== Records to use ==
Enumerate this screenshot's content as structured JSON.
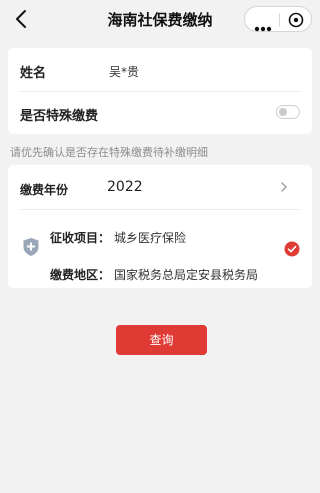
{
  "navbar": {
    "title": "海南社保费缴纳",
    "back_icon": "chevron-left-icon",
    "more_icon": "more-dots-icon",
    "close_icon": "close-circle-icon"
  },
  "form": {
    "name_label": "姓名",
    "name_value": "吴*贵",
    "special_label": "是否特殊缴费",
    "special_enabled": false
  },
  "hint": "请优先确认是否存在特殊缴费待补缴明细",
  "payment": {
    "year_label": "缴费年份",
    "year_value": "2022",
    "item_label": "征收项目：",
    "item_value": "城乡医疗保险",
    "area_label": "缴费地区：",
    "area_value": "国家税务总局定安县税务局",
    "selected": true
  },
  "query_button": "查询",
  "colors": {
    "accent": "#e03a34",
    "background": "#f2f2f2",
    "card": "#ffffff",
    "shield": "#9aa7b8"
  }
}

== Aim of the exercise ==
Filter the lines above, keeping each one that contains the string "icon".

== Output of the task ==
    "back_icon": "chevron-left-icon",
    "more_icon": "more-dots-icon",
    "close_icon": "close-circle-icon"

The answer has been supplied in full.